### Source material
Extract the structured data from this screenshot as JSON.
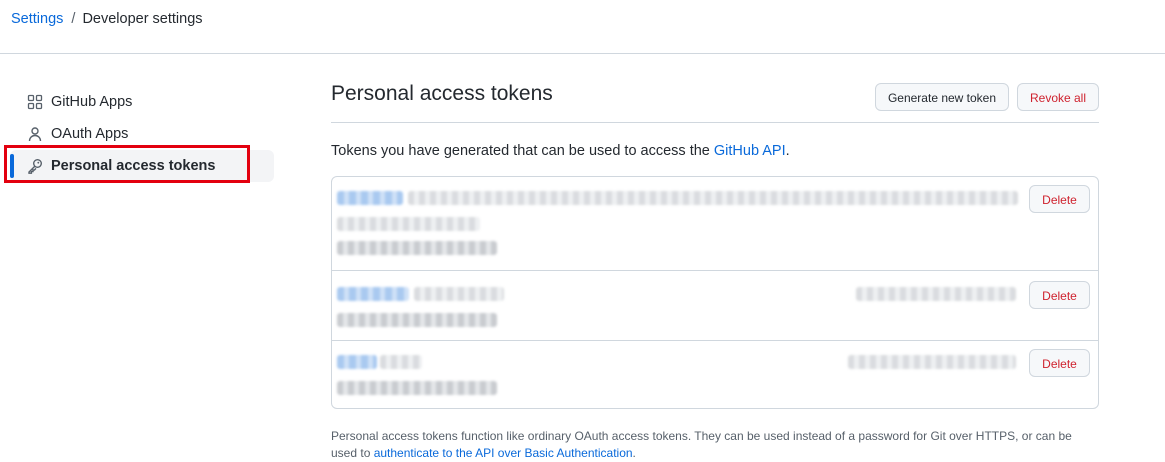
{
  "breadcrumb": {
    "settings": "Settings",
    "separator": "/",
    "current": "Developer settings"
  },
  "sidebar": {
    "items": [
      {
        "label": "GitHub Apps",
        "icon": "apps-grid-icon",
        "active": false
      },
      {
        "label": "OAuth Apps",
        "icon": "person-icon",
        "active": false
      },
      {
        "label": "Personal access tokens",
        "icon": "key-icon",
        "active": true
      }
    ]
  },
  "main": {
    "title": "Personal access tokens",
    "generate_label": "Generate new token",
    "revoke_label": "Revoke all",
    "intro_text": "Tokens you have generated that can be used to access the ",
    "intro_link": "GitHub API",
    "intro_end": ".",
    "delete_label": "Delete",
    "footer_text": "Personal access tokens function like ordinary OAuth access tokens. They can be used instead of a password for Git over HTTPS, or can be used to ",
    "footer_link": "authenticate to the API over Basic Authentication",
    "footer_end": "."
  },
  "colors": {
    "accent": "#0969da",
    "danger": "#cf222e",
    "highlight_box": "#e3000f"
  }
}
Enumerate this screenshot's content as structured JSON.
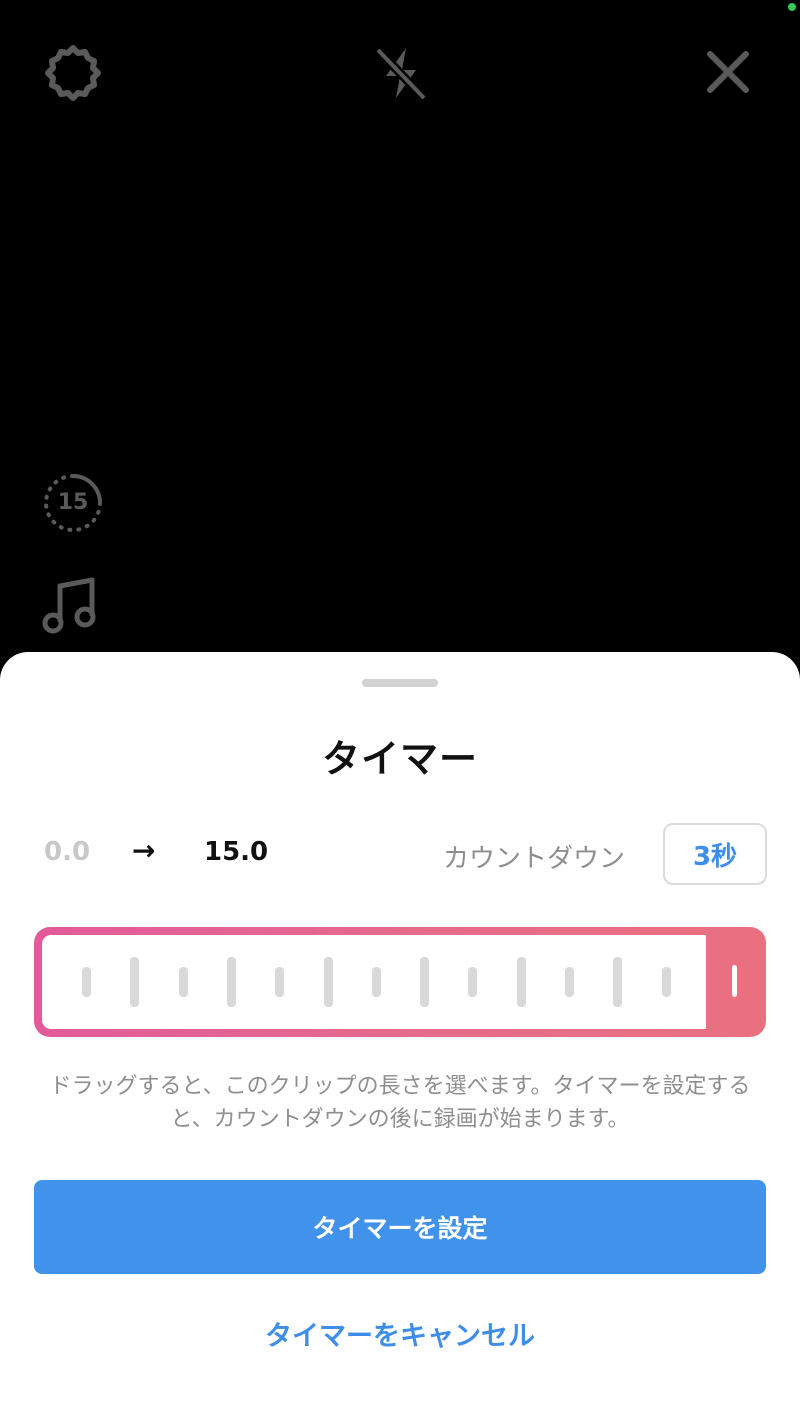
{
  "camera": {
    "top_left_icon": "settings-gear-icon",
    "top_center_icon": "flash-off-icon",
    "top_right_icon": "close-icon",
    "length_value": "15",
    "music_icon": "music-note-icon"
  },
  "sheet": {
    "title": "タイマー",
    "range": {
      "start": "0.0",
      "arrow": "→",
      "end": "15.0"
    },
    "countdown": {
      "label": "カウントダウン",
      "value": "3秒"
    },
    "timeline": {
      "selected_fraction": 1.0,
      "tick_count": 13
    },
    "help_text": "ドラッグすると、このクリップの長さを選べます。タイマーを設定すると、カウントダウンの後に録画が始まります。",
    "primary_button": "タイマーを設定",
    "cancel_button": "タイマーをキャンセル"
  },
  "colors": {
    "accent": "#4092ea",
    "timeline_start": "#e25a9a",
    "timeline_end": "#ea7080",
    "status_dot": "#34c759"
  }
}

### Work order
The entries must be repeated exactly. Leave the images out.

### Result for this exercise
Extract the structured data from this screenshot as JSON.
{
  "breadcrumb": {
    "settings": "Settings",
    "separator": "/",
    "current": "Developer settings"
  },
  "sidebar": {
    "items": [
      {
        "label": "GitHub Apps",
        "icon": "apps-grid-icon",
        "active": false
      },
      {
        "label": "OAuth Apps",
        "icon": "person-icon",
        "active": false
      },
      {
        "label": "Personal access tokens",
        "icon": "key-icon",
        "active": true
      }
    ]
  },
  "main": {
    "title": "Personal access tokens",
    "generate_label": "Generate new token",
    "revoke_label": "Revoke all",
    "intro_text": "Tokens you have generated that can be used to access the ",
    "intro_link": "GitHub API",
    "intro_end": ".",
    "delete_label": "Delete",
    "footer_text": "Personal access tokens function like ordinary OAuth access tokens. They can be used instead of a password for Git over HTTPS, or can be used to ",
    "footer_link": "authenticate to the API over Basic Authentication",
    "footer_end": "."
  },
  "colors": {
    "accent": "#0969da",
    "danger": "#cf222e",
    "highlight_box": "#e3000f"
  }
}
Enumerate this screenshot's content as structured JSON.
{
  "camera": {
    "top_left_icon": "settings-gear-icon",
    "top_center_icon": "flash-off-icon",
    "top_right_icon": "close-icon",
    "length_value": "15",
    "music_icon": "music-note-icon"
  },
  "sheet": {
    "title": "タイマー",
    "range": {
      "start": "0.0",
      "arrow": "→",
      "end": "15.0"
    },
    "countdown": {
      "label": "カウントダウン",
      "value": "3秒"
    },
    "timeline": {
      "selected_fraction": 1.0,
      "tick_count": 13
    },
    "help_text": "ドラッグすると、このクリップの長さを選べます。タイマーを設定すると、カウントダウンの後に録画が始まります。",
    "primary_button": "タイマーを設定",
    "cancel_button": "タイマーをキャンセル"
  },
  "colors": {
    "accent": "#4092ea",
    "timeline_start": "#e25a9a",
    "timeline_end": "#ea7080",
    "status_dot": "#34c759"
  }
}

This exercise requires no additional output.